Walker continues to lead thanks largely due to his strength with voters who identify themselves as 'very conservative.' Among them he gets 23% with Carson at 17%, Cruz at 13%, and Huckabee at 11% the other candidates who enter double digits.
The poll is mixed news for Bush. On one hand he's the only candidate who's really gained in support over the last month, going from 11% to 15%. Everyone else is within 1 or 2 points of where they were in the polls a month ago. On the other hand he actually starts out with a negative favorability rating among GOP primary voters- only 37% see him favorably to 40% with an unfavorable view. That's largely due to his struggles with conservatives- just 32% of 'very conservative' primary voters have a positive opinion of him while 51% see him negatively. Bush does lead the field with moderates at 19% to 17% for Rubio, 15% for Paul, and 10% for Huckabee.
Rubio has the best favorability rating of the GOP hopefuls- 59% of primary voters have a positive opinion of him to only 16% with a negative one.
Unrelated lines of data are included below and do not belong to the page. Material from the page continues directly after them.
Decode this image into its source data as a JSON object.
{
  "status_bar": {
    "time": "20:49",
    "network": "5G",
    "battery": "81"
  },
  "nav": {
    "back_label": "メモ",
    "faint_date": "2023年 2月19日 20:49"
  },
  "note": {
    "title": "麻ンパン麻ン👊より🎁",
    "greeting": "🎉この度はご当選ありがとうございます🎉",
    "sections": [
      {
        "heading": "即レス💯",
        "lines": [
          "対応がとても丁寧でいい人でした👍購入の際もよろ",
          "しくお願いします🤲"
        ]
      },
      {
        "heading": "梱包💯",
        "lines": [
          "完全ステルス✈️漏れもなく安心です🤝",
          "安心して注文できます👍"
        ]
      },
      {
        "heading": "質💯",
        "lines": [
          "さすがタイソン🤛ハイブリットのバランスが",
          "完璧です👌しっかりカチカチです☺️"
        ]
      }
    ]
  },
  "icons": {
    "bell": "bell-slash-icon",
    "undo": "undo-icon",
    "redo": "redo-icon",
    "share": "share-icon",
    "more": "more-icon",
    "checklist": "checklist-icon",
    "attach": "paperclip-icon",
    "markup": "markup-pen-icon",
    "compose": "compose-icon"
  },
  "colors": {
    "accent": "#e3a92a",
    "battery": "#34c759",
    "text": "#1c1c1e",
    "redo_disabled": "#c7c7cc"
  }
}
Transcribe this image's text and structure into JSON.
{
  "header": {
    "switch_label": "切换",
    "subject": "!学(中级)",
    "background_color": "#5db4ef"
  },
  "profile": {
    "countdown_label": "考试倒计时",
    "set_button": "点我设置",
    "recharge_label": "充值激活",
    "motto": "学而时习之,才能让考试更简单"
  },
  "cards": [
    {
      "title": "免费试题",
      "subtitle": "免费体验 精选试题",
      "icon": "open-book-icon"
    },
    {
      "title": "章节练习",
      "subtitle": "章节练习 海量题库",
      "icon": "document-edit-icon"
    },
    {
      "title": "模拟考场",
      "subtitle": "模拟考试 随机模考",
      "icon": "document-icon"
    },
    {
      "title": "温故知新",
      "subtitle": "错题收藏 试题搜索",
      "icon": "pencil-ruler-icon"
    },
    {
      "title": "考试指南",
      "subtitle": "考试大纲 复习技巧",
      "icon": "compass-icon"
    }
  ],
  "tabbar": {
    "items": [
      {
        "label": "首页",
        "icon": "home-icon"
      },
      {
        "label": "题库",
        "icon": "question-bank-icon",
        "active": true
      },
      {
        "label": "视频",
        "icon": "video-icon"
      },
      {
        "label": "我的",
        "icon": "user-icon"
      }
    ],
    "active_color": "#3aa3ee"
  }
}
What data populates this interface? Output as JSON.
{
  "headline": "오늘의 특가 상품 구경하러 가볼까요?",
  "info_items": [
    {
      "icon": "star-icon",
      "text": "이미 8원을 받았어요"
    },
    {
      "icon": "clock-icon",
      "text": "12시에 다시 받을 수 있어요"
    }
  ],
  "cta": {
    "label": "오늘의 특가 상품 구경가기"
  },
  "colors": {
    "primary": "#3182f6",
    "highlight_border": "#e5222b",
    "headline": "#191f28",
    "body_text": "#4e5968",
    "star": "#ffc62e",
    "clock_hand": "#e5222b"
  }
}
Rubio is also the most frequently named second choice of GOP voters. Only three hopefuls are either the first or second choice of more than 20% of voters- Walker at 28%, Bush at 26%, and Rubio at 25%.
Christie continues to be largely reviled by GOP voters- only 26% have a favorable opinion of him to 49% with an unfavorable one and he's even polling now behind Carly Fiorina. In addition to Christie and Bush, 3 other GOP hopefuls are under water even with their own party's voters- Donald Trump at 38/43, George Pataki at 10/30, and Lindsey Graham at 16/39. Although Graham is unpopular it's not clear that his being single has much to do with the problem- 76% of GOP voters say it makes no difference to them whether a candidate is married with 15% saying they're less likely to vote for one who isn't and 4% more likely.
The stability in the national Republican standings is somewhat notable in and of itself- it was rare during the 2012 cycle to see so little month to month volatility as new candidates entered the race or caught fire for one reason or another.
Bernie Sanders may be gaining momentum in recent New Hampshire polling but Hillary Clinton is more dominant than ever in the national polling. She's at 65% to 9% for Bernie Sanders, 5% for Martin O'Malley, and 4% each for Lincoln Chafee and Jim Webb. Sanders is the most common second choice of Democratic voters at 19% and O'Malley has broken away from Chafee and Webb to become the clear third choice of primary voters at 12%. Overall Clinton is the first or second choice of 73% of Democrats to 28% for Sanders, 17% for O'Malley, 8% for Chafee, and 7% for Webb.